**Activity**: Give the records back exactly as written, but without the images.

(Items from an interface collection)
=== Begin Enclosure ===

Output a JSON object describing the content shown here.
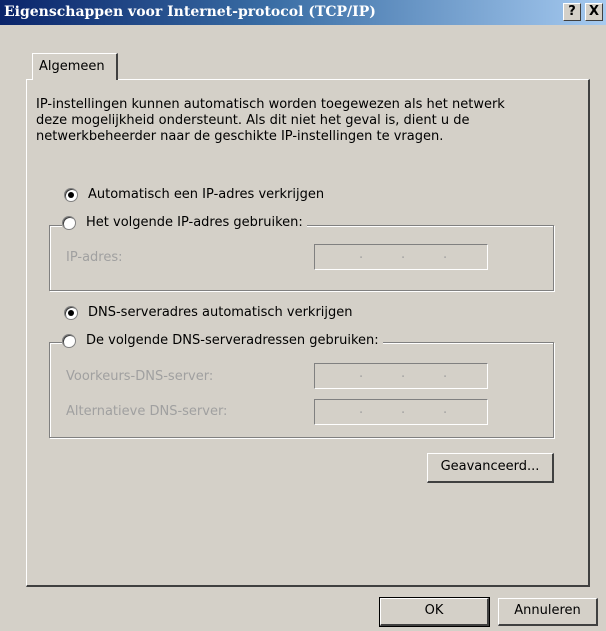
{
  "window": {
    "title": "Eigenschappen voor Internet-protocol (TCP/IP)",
    "help_button": "?",
    "close_button": "X"
  },
  "tabs": [
    {
      "label": "Algemeen",
      "selected": true
    }
  ],
  "description": "IP-instellingen kunnen automatisch worden toegewezen als het netwerk deze mogelijkheid ondersteunt. Als dit niet het geval is, dient u de netwerkbeheerder naar de geschikte IP-instellingen te vragen.",
  "ip": {
    "auto_label": "Automatisch een IP-adres verkrijgen",
    "auto_selected": true,
    "manual_label": "Het volgende IP-adres gebruiken:",
    "manual_selected": false,
    "address_label": "IP-adres:"
  },
  "dns": {
    "auto_label": "DNS-serveradres automatisch verkrijgen",
    "auto_selected": true,
    "manual_label": "De volgende DNS-serveradressen gebruiken:",
    "manual_selected": false,
    "preferred_label": "Voorkeurs-DNS-server:",
    "alternate_label": "Alternatieve DNS-server:"
  },
  "ip_dot": ".",
  "buttons": {
    "advanced": "Geavanceerd...",
    "ok": "OK",
    "cancel": "Annuleren"
  }
}
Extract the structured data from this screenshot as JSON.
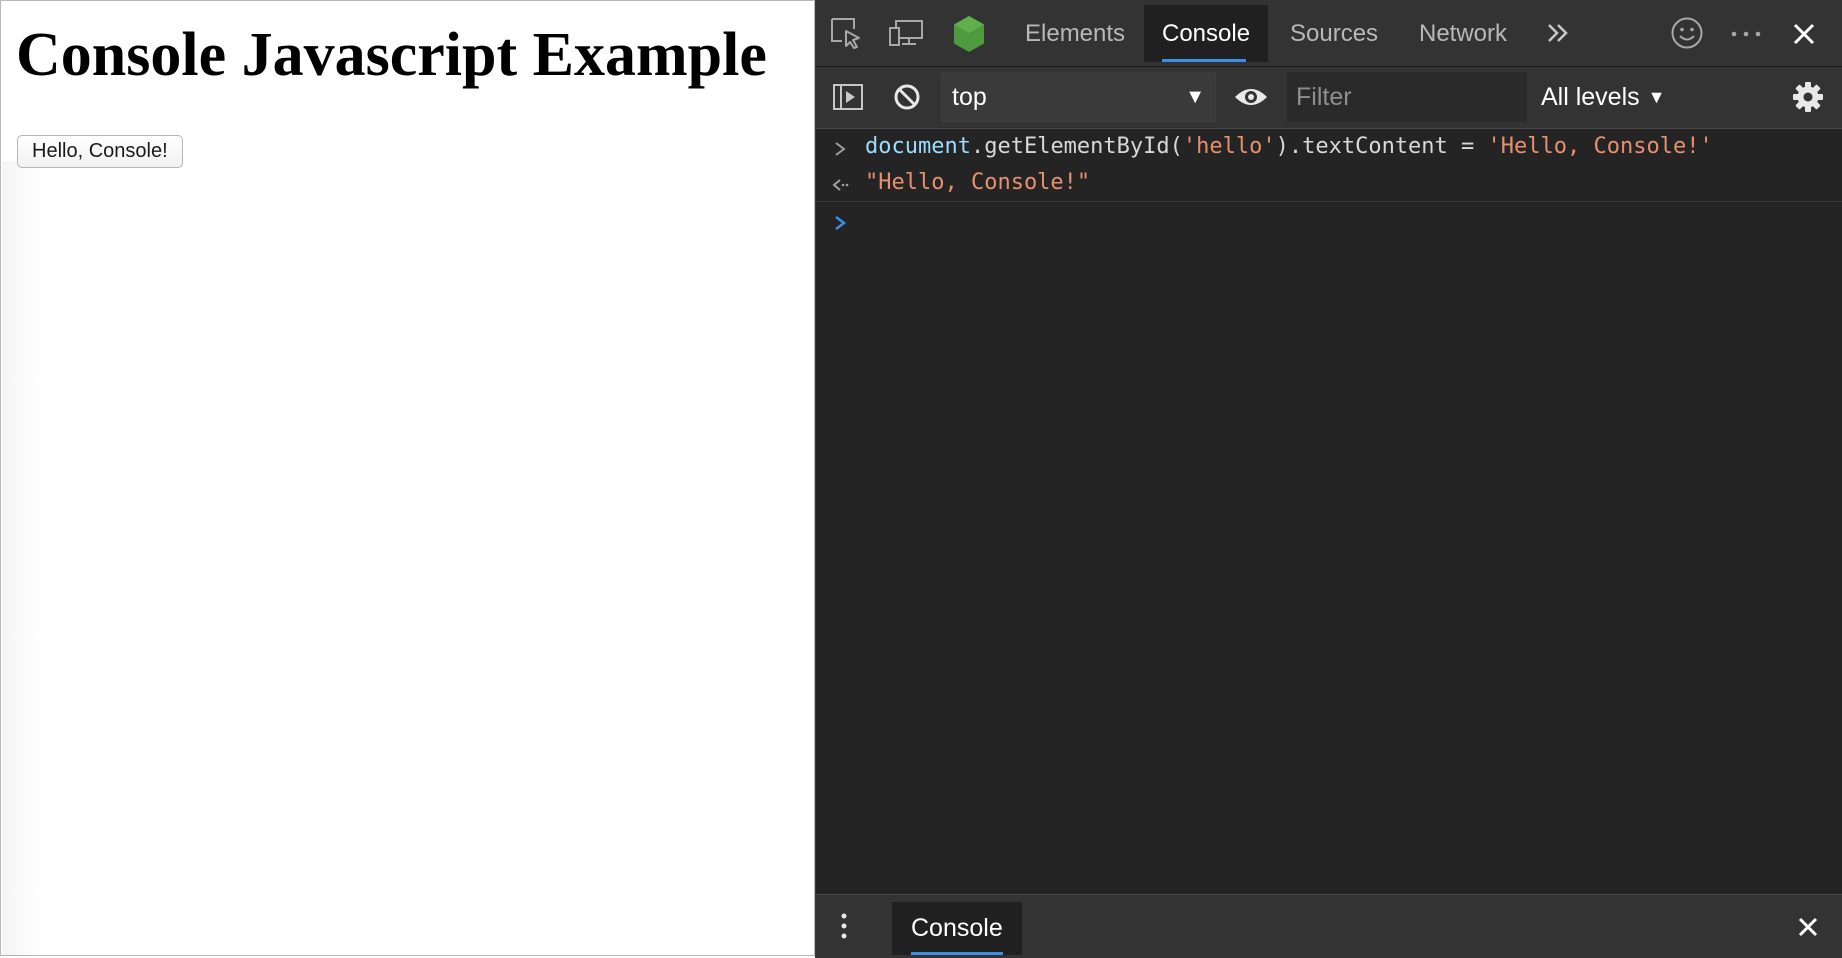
{
  "page": {
    "heading": "Console Javascript Example",
    "button_label": "Hello, Console!"
  },
  "devtools": {
    "tabs": [
      {
        "label": "Elements",
        "active": false
      },
      {
        "label": "Console",
        "active": true
      },
      {
        "label": "Sources",
        "active": false
      },
      {
        "label": "Network",
        "active": false
      }
    ],
    "toolbar": {
      "context": "top",
      "filter_placeholder": "Filter",
      "filter_value": "",
      "levels_label": "All levels"
    },
    "console": {
      "input_line": {
        "object": "document",
        "method": ".getElementById(",
        "arg": "'hello'",
        "rest": ").textContent = ",
        "assigned": "'Hello, Console!'"
      },
      "output_line": "\"Hello, Console!\""
    },
    "drawer": {
      "tab_label": "Console"
    },
    "icons": [
      "inspect-icon",
      "device-emulation-icon",
      "node-icon",
      "more-tabs-icon",
      "feedback-icon",
      "more-options-icon",
      "close-icon",
      "sidebar-toggle-icon",
      "clear-console-icon",
      "live-expression-icon",
      "settings-icon",
      "drawer-menu-icon",
      "drawer-close-icon"
    ],
    "colors": {
      "accent": "#3b8fe8",
      "panel_bg": "#242424",
      "toolbar_bg": "#333333",
      "string": "#e6906e",
      "object": "#9bdcfe",
      "node_green": "#4e9a3e"
    }
  }
}
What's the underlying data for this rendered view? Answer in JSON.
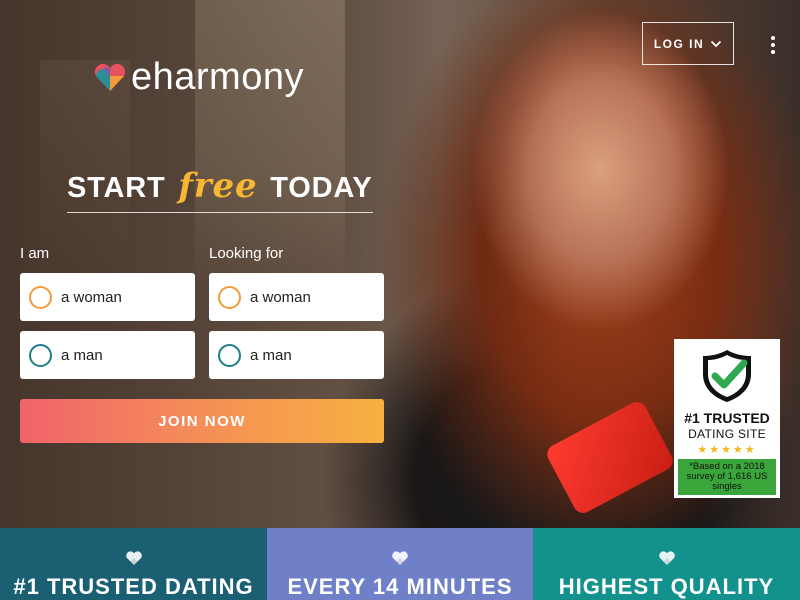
{
  "brand": {
    "name": "eharmony"
  },
  "header": {
    "login_label": "LOG IN"
  },
  "headline": {
    "before": "START",
    "emphasis": "free",
    "after": "TODAY"
  },
  "form": {
    "i_am_label": "I am",
    "looking_for_label": "Looking for",
    "i_am_options": [
      "a woman",
      "a man"
    ],
    "looking_for_options": [
      "a woman",
      "a man"
    ],
    "join_label": "JOIN NOW"
  },
  "badge": {
    "title": "#1 TRUSTED",
    "subtitle": "DATING SITE",
    "stars": "★★★★★",
    "note": "*Based on a 2018 survey of 1,616 US singles"
  },
  "tiles": [
    {
      "text": "#1 TRUSTED DATING",
      "color": "#1b5f73"
    },
    {
      "text": "EVERY 14 MINUTES",
      "color": "#6f7fc8"
    },
    {
      "text": "HIGHEST QUALITY",
      "color": "#13918c"
    }
  ],
  "colors": {
    "accent_orange": "#f29b3a",
    "accent_teal": "#1e7f86",
    "free_yellow": "#f7b733",
    "join_gradient_start": "#f1636b",
    "join_gradient_end": "#f7b23f",
    "badge_green": "#3aa53a"
  },
  "icons": [
    "heart-logo-icon",
    "chevron-down-icon",
    "kebab-menu-icon",
    "shield-check-icon",
    "heart-icon"
  ]
}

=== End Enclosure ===

**Exercise result**:
Output a JSON object describing the content shown here.
{
  "window": {
    "title": "Eigenschappen voor Internet-protocol (TCP/IP)",
    "help_button": "?",
    "close_button": "X"
  },
  "tabs": [
    {
      "label": "Algemeen",
      "selected": true
    }
  ],
  "description": "IP-instellingen kunnen automatisch worden toegewezen als het netwerk deze mogelijkheid ondersteunt. Als dit niet het geval is, dient u de netwerkbeheerder naar de geschikte IP-instellingen te vragen.",
  "ip": {
    "auto_label": "Automatisch een IP-adres verkrijgen",
    "auto_selected": true,
    "manual_label": "Het volgende IP-adres gebruiken:",
    "manual_selected": false,
    "address_label": "IP-adres:"
  },
  "dns": {
    "auto_label": "DNS-serveradres automatisch verkrijgen",
    "auto_selected": true,
    "manual_label": "De volgende DNS-serveradressen gebruiken:",
    "manual_selected": false,
    "preferred_label": "Voorkeurs-DNS-server:",
    "alternate_label": "Alternatieve DNS-server:"
  },
  "ip_dot": ".",
  "buttons": {
    "advanced": "Geavanceerd...",
    "ok": "OK",
    "cancel": "Annuleren"
  }
}
Extract the structured data from this screenshot as JSON.
{
  "page": {
    "heading": "Console Javascript Example",
    "button_label": "Hello, Console!"
  },
  "devtools": {
    "tabs": [
      {
        "label": "Elements",
        "active": false
      },
      {
        "label": "Console",
        "active": true
      },
      {
        "label": "Sources",
        "active": false
      },
      {
        "label": "Network",
        "active": false
      }
    ],
    "toolbar": {
      "context": "top",
      "filter_placeholder": "Filter",
      "filter_value": "",
      "levels_label": "All levels"
    },
    "console": {
      "input_line": {
        "object": "document",
        "method": ".getElementById(",
        "arg": "'hello'",
        "rest": ").textContent = ",
        "assigned": "'Hello, Console!'"
      },
      "output_line": "\"Hello, Console!\""
    },
    "drawer": {
      "tab_label": "Console"
    },
    "icons": [
      "inspect-icon",
      "device-emulation-icon",
      "node-icon",
      "more-tabs-icon",
      "feedback-icon",
      "more-options-icon",
      "close-icon",
      "sidebar-toggle-icon",
      "clear-console-icon",
      "live-expression-icon",
      "settings-icon",
      "drawer-menu-icon",
      "drawer-close-icon"
    ],
    "colors": {
      "accent": "#3b8fe8",
      "panel_bg": "#242424",
      "toolbar_bg": "#333333",
      "string": "#e6906e",
      "object": "#9bdcfe",
      "node_green": "#4e9a3e"
    }
  }
}
What's the underlying data for this rendered view? Answer in JSON.
{
  "brand": {
    "name": "eharmony"
  },
  "header": {
    "login_label": "LOG IN"
  },
  "headline": {
    "before": "START",
    "emphasis": "free",
    "after": "TODAY"
  },
  "form": {
    "i_am_label": "I am",
    "looking_for_label": "Looking for",
    "i_am_options": [
      "a woman",
      "a man"
    ],
    "looking_for_options": [
      "a woman",
      "a man"
    ],
    "join_label": "JOIN NOW"
  },
  "badge": {
    "title": "#1 TRUSTED",
    "subtitle": "DATING SITE",
    "stars": "★★★★★",
    "note": "*Based on a 2018 survey of 1,616 US singles"
  },
  "tiles": [
    {
      "text": "#1 TRUSTED DATING",
      "color": "#1b5f73"
    },
    {
      "text": "EVERY 14 MINUTES",
      "color": "#6f7fc8"
    },
    {
      "text": "HIGHEST QUALITY",
      "color": "#13918c"
    }
  ],
  "colors": {
    "accent_orange": "#f29b3a",
    "accent_teal": "#1e7f86",
    "free_yellow": "#f7b733",
    "join_gradient_start": "#f1636b",
    "join_gradient_end": "#f7b23f",
    "badge_green": "#3aa53a"
  },
  "icons": [
    "heart-logo-icon",
    "chevron-down-icon",
    "kebab-menu-icon",
    "shield-check-icon",
    "heart-icon"
  ]
}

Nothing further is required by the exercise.